Oracle Team USA’s quest for an America’s Cup three-peat in Bermuda next weekend will begin with Australian Jimmy Spithill at the helm.
Then there’s the Australian who claimed Olympic gold in London and backed it up four years later with a silver medal in Rio. Yet for the duration of the America’s Cup regatta in May and June, Lake Macquarie local Nathan Outteridge will be steering the hopes of the Swedish entry, Artemis Racing.
Meanwhile Team New Zealand has another Australian, Victorian skipper Glenn Ashby. A world champion sailor, Ashby might hail from Bendigo, but is tilting towards trans-Tasman sailing in search of glory.
With Australia failing to mount an America’s Cup challenger for the last three decades and an entrant for the last 17 years a generation of the nation’s finest sailors have long had no alternative other than to be flexible.
“There is no Australian challenger, however there are a lot of Australians in the teams. Ironically out of the six teams – there are three Australian skippers and even more personnel manning the boats on and off the water,” says the Sydney born Spithill, a world champion sailor for Australia and, for Team USA, a two-time America’s Cup conqueror and the youngest ever America’s Cup winning skipper.
The oldest sporting trophy in the world, the Auld Mug, is also perhaps the most tightly held. Since the first edition in 1851 only four nations can lay claim to having captured the silverware: the US, Australia, Switzerland and New Zealand.
Australia famously shattered the stranglehold of the USA but since then support for another “boxing kangaroo” styled entrant has dwindled. Since the halcyon days there’s been a dip in public and corporate support for an Australian tilt. That has dented the hopes of homegrown talent.
“The America’s Cup hasn’t been in the spotlight for a long time because Australia hasn’t had a team. This is the pinnacle of sailing. It is the Formula 1 of sailing. We are in the fastest boats of our sport and we are on the cutting edge,” says Tom Slingsby, yet another Aussie and the Oracle Team USA tactician.
A proud Sydney sailing graduate, Slingsby has a yachting pedigree that is the envy of all six of the international teams competing in Bermuda. A Sydney to Hobart victor, a World and Olympic champion and a former America’s Cup winner – the 32-year old dreams of one day being able to race for an entry bearing the flag of his country of birth.
“I would love to compete for Australia in the America’s Cup. If anyone was curious about could we win the Americas Cup, you just have to look through these teams. They are littered with sailors from Australia,” Slingsby says.
With global powerhouse companies such as BMW, Panerai and Airbus investing millions of dollars in sponsorship and engineering expertise to keep the international teams at the forefront, Slingsby fears it might be hard for Australian players to match the corporate outlay. Although he is less worried about the crewing talent who he insists are more than capable of propelling lesser-funded teams to the top.

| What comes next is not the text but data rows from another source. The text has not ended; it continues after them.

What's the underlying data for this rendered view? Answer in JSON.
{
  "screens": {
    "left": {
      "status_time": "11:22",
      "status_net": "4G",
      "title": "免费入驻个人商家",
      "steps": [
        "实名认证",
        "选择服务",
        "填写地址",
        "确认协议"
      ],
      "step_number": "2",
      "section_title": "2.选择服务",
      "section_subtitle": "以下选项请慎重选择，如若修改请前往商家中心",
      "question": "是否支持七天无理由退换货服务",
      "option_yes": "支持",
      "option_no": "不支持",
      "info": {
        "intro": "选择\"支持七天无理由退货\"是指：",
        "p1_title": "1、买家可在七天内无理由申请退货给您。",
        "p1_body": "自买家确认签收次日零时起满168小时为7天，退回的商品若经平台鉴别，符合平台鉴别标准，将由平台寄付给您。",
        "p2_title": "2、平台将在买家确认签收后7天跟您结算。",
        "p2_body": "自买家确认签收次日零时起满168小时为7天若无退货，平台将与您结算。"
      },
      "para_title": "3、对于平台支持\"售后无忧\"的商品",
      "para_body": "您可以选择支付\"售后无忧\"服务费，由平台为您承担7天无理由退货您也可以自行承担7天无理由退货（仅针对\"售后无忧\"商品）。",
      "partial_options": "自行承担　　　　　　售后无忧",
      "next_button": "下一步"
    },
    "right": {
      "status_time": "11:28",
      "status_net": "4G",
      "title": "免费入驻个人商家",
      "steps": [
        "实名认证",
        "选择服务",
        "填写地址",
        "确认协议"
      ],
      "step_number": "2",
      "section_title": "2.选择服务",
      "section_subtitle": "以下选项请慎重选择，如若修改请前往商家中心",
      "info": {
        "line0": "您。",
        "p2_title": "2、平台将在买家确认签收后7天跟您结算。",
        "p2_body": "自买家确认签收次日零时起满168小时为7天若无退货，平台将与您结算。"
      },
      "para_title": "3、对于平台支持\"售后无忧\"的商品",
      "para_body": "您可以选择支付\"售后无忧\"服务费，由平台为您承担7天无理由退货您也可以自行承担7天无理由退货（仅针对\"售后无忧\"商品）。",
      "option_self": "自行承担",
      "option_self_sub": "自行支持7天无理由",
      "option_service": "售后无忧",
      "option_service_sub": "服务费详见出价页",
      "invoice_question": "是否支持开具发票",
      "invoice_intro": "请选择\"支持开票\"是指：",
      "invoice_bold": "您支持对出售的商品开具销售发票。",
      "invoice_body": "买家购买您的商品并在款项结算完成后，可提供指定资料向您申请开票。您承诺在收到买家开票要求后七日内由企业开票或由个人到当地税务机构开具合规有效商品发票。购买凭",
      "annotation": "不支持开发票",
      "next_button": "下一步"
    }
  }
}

“We have to get an Australian team somehow, and we are working through trying to find ways to do that. When we do, we will win this thing eventually,” believes Slingsby.
Australia did have a flutter of hope with an entry for this edition of the cup, a team championed by the Hamilton Island Yacht Club. The backers of Sydney to Hobart champion Wild Oats XI submitted a contender before financial pressures forced the syndicate to withdraw their bid in 2014.

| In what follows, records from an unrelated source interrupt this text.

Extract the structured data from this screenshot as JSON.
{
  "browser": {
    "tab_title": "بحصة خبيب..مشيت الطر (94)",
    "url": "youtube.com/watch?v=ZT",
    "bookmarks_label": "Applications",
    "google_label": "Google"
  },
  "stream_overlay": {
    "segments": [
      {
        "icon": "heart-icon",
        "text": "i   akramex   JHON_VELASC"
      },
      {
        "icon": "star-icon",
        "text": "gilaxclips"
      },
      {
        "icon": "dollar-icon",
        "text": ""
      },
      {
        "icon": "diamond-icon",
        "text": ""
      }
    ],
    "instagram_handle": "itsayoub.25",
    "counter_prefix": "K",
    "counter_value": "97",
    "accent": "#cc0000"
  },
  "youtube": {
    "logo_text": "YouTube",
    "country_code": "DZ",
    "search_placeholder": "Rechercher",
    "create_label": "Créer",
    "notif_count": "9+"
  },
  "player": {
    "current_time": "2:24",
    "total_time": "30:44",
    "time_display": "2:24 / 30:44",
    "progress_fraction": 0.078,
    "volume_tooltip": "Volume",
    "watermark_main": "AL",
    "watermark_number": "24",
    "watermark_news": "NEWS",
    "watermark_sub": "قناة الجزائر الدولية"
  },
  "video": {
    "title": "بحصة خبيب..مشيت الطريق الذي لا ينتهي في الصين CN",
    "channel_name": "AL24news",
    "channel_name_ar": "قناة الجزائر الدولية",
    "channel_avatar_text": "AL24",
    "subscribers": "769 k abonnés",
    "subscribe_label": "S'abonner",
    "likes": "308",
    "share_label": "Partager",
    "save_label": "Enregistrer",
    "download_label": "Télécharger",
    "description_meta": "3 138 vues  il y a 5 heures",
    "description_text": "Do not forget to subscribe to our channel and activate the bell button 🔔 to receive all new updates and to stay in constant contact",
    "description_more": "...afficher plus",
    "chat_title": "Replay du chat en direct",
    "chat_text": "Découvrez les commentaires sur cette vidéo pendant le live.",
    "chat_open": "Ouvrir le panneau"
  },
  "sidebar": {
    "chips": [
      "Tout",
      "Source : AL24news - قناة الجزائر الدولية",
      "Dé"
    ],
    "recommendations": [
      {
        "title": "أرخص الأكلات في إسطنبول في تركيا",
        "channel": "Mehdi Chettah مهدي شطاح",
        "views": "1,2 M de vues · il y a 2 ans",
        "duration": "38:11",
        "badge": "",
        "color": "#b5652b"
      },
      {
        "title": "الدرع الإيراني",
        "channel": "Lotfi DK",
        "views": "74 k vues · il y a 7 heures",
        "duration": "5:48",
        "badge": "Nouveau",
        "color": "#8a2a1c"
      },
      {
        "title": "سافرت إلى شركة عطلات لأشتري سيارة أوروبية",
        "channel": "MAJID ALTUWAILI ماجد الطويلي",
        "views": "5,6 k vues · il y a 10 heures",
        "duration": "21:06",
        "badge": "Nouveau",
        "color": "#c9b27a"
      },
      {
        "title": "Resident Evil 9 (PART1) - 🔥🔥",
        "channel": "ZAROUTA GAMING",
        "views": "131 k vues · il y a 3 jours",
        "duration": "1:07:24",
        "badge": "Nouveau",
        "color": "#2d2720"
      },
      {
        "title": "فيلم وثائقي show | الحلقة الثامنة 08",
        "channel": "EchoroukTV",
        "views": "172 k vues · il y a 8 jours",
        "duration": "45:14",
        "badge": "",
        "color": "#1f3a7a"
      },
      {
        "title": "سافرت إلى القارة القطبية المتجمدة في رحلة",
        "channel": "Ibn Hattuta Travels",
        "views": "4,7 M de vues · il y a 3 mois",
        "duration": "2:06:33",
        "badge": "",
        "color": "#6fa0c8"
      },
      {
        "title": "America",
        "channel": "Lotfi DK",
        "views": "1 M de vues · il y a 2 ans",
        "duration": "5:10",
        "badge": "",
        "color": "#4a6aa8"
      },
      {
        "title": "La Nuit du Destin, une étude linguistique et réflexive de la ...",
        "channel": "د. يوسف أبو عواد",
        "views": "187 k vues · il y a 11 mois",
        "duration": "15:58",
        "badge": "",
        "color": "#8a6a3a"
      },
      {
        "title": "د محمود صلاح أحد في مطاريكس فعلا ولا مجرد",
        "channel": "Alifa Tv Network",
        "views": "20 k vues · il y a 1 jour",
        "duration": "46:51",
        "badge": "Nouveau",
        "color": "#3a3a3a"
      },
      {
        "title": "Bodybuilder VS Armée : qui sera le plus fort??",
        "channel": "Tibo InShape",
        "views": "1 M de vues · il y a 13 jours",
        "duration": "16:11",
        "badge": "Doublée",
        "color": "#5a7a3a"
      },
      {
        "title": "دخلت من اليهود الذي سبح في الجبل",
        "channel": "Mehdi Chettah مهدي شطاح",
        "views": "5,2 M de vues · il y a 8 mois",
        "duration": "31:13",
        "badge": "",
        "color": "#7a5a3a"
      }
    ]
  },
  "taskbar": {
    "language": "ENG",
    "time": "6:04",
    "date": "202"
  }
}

By many measures Oracle Team USA will be Australia’s unofficial entrant. Regatta rules stipulate only a quarter of the crew have to hail from the country where the yacht is registered, and of the six crew on board the star spangled banner’s entrant the skipper, tactician and at least one grinder will be from Australia.
One of those likely to take on the powering duties for the foiling wing sailed catamaran is Ky Hurst, a former ironman and Olympic marathon swimmer. A sailing rookie by his own account the transitioning athlete and new father – his daughter Juliette was born less than three weeks out from the regatta – has made a huge impact to the defending champions quest for a third straight Auld Mug.
“I was really nervous to come from an individual sport to a team environment but the team has made the transition comfortable for me from day one,” shares Hurst, “They’ve taught me a lot about sailing, but I’ve taught them a lot about endurance. The boat behind us is a completely different beast. It takes a lot of power and a lot of endurance to get them up and foiling.”
Like his countryman aboard the almighty defender Oracle – nationality comes after winning says Hurst. “We’ve got one goal in mind and that’s to make sure we keep this Cup. There is not an Australian team, I give it a 110% no matter who I am representing. To do everything I can, to get the best out of myself.”
To pretend nationality plays no factor belies the truth. For Australians like Spithill and Slingsby nothing beats defeating the New Zealanders. The Sydney duo did it aboard Oracle in San Francisco four years ago – winning eight straight races to defend their crown. In 2017 it would seem the Australian connections would love to inflict another defeat on one team more than any other.
“I hope we race Team New Zealand in the final again. A lot of people don’t think we should have won the last one. They thought it was a fluke. I am an extremely competitive guy and I want to prove to everyone that we are the better team. So let’s have a rematch,” says Slingsby.